Clovis I, who had two wives, divided his kingdom into two for each of his wives, parceled out pieces to his respective sons. The eldest, son of the first wife, had the benefit of receiving one half of the kingdom of Francia, Chlothar shared the second half of the kingdom with his brothers Childebert and Chlodomer. Chlothar received the northern portion, Childebert the central kingdom of Paris, in 516 Gundobad, king of Burgundy and the throne passed to his son Sigismund, who converted to Catholicism. Sigismund adopted an extreme anti-Arian policy, going so far as to execute his Arian son Sigeric, in 523, at the instigation of their mother, Chlothar and Chlodomer joined forces in an expedition against the Burgundians.

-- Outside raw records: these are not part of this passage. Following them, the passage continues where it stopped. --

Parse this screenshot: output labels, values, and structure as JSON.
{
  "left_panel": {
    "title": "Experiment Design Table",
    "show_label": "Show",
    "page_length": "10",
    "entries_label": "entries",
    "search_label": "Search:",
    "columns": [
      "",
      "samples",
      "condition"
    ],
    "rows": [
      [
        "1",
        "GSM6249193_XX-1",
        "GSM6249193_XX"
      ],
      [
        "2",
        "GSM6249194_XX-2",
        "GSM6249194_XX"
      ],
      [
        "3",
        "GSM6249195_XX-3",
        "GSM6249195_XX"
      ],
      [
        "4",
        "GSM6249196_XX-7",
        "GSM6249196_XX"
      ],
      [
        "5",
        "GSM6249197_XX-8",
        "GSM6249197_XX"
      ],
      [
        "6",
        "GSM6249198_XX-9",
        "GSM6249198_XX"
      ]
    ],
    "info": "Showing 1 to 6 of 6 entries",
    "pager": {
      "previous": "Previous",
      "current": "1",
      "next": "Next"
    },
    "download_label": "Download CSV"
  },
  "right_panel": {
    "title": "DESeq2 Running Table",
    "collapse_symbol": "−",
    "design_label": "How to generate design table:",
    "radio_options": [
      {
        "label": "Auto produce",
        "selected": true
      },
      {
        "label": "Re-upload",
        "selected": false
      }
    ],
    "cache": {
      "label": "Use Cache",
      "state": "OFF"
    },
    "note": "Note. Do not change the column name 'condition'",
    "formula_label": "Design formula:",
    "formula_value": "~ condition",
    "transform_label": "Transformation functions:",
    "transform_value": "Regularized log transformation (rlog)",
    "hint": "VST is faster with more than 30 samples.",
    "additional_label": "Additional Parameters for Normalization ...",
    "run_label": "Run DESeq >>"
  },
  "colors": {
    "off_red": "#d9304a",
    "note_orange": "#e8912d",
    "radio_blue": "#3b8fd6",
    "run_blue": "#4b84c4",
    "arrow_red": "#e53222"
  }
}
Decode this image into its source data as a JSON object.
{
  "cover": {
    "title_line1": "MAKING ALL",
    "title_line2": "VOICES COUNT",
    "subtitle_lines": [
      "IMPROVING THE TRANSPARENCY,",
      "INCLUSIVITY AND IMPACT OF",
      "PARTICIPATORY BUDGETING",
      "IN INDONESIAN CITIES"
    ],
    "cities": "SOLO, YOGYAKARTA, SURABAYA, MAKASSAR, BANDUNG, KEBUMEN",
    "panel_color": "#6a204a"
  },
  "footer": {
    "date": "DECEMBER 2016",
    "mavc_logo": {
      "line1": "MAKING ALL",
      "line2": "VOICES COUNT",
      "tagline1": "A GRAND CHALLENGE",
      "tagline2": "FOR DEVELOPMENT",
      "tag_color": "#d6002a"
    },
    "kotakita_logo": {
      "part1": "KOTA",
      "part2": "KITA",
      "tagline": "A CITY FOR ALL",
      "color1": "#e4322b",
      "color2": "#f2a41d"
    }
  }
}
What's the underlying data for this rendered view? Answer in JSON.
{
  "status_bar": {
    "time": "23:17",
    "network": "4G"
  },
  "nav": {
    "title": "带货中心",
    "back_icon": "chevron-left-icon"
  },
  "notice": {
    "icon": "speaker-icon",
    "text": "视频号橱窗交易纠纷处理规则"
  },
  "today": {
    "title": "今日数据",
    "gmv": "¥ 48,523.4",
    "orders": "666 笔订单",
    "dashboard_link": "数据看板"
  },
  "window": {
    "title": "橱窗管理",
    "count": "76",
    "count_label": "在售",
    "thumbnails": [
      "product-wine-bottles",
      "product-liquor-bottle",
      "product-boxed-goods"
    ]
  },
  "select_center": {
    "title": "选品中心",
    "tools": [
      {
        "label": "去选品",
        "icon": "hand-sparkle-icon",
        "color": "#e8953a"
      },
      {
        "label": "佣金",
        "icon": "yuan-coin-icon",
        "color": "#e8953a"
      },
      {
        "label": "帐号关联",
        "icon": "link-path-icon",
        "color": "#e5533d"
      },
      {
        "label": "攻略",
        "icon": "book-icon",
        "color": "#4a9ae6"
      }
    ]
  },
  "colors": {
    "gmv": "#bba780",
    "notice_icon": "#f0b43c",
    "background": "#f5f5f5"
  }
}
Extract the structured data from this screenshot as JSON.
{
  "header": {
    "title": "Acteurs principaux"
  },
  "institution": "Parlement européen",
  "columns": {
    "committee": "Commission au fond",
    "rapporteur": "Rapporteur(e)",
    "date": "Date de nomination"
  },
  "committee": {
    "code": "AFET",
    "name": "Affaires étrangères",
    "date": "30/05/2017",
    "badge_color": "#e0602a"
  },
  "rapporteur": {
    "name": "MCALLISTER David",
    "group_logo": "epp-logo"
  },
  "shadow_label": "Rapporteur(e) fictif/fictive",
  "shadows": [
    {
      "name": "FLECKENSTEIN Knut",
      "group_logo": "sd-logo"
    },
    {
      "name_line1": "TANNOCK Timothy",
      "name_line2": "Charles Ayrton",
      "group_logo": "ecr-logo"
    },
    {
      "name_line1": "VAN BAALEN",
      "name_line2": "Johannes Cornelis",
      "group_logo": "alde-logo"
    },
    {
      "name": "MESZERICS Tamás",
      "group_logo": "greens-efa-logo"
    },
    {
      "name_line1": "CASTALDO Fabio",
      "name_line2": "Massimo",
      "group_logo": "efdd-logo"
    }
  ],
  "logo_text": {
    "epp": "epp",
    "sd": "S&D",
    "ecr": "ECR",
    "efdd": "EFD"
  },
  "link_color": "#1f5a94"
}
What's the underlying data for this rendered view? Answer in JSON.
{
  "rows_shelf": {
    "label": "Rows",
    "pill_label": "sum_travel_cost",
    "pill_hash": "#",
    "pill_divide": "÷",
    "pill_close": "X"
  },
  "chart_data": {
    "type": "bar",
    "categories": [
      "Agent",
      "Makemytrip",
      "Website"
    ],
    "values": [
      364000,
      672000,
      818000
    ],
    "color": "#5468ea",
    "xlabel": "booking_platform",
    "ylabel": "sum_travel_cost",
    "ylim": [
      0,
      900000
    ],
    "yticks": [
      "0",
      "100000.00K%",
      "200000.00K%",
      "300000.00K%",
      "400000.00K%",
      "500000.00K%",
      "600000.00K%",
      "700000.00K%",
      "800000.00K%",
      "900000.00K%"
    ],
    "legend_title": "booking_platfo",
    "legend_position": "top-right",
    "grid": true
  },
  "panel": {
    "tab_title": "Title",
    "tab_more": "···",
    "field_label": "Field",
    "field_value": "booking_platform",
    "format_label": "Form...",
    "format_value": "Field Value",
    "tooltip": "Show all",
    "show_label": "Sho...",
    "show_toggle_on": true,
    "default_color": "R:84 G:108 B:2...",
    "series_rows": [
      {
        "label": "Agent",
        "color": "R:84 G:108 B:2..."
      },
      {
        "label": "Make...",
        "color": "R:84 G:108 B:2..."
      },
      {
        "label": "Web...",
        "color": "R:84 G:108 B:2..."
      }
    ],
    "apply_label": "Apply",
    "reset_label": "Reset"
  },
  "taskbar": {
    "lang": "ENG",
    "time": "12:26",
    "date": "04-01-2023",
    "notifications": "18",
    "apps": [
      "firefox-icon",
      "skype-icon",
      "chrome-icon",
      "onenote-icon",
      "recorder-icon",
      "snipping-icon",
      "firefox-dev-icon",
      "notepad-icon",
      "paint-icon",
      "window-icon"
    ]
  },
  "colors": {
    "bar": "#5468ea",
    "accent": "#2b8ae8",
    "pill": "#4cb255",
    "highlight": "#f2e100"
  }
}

The Burgundian army was defeated, and Sigismund was captured and executed, sigismunds brother Godomar replaced him on the throne, with the support of the aristocracy, and the Franks were forced to leave
Philip I of France
Philip I, called the Amorous, was King of the Franks from 1060 to his death. His reign, like that of most of the early Capetians, was long for the time. The monarchy began a modest recovery from the low it reached in the reign of his father and he added to the royal demesne the Vexin, Philip was born 23 May 1052 at Champagne-et-Fontaine, the son of Henry I and his wife Anne of Kiev. Unusual at the time for Western Europe, his name was of Greek origin, although he was crowned king at the age of seven, until age fourteen his mother acted as regent, the first queen of France ever to do so. Baldwin V of Flanders acted as co-regent, following the death of Baldwin VI of Flanders, Robert the Frisian seized Flanders. Baldwins wife, Richilda requested aid from Philip, who defeated Robert at the battle of Cassel in 1071, Philip first married Bertha in 1072. Although the marriage produced the heir, Philip fell in love with Bertrade de Montfort. He repudiated Bertha and married Bertrade on 15 May 1092, in 1094, he was excommunicated by Hugh of Die, for the first time, after a long silence, Pope Urban II repeated the excommunication at the Council of Clermont in November 1095.
In France, the king was opposed by Bishop Ivo of Chartres, Philip appointed Alberic first Constable of France in 1060. A great part of his reign, like his fathers, was spent putting down revolts by his power-hungry vassals, in 1077, he made peace with William the Conqueror, who gave up attempting the conquest of Brittany. In 1082, Philip I expanded his demesne with the annexation of the Vexin, in 1100, he took control of Bourges. It was at the aforementioned Council of Clermont that the First Crusade was launched, Philip at first did not personally support it because of his conflict with Urban II. Philips brother Hugh of Vermandois, was a major participant, Philip died in the castle of Melun and was buried per request at the monastery of Saint-Benoît-sur-Loire – and not in St Denis among his forefathers. He was succeeded by his son, Louis VI, whose succession was, according to Abbot Suger, Philip‘s children with Bertha were, married Hugh I of Champagne before 1097 and then, after her divorce, to Bohemund I of Antioch in 1106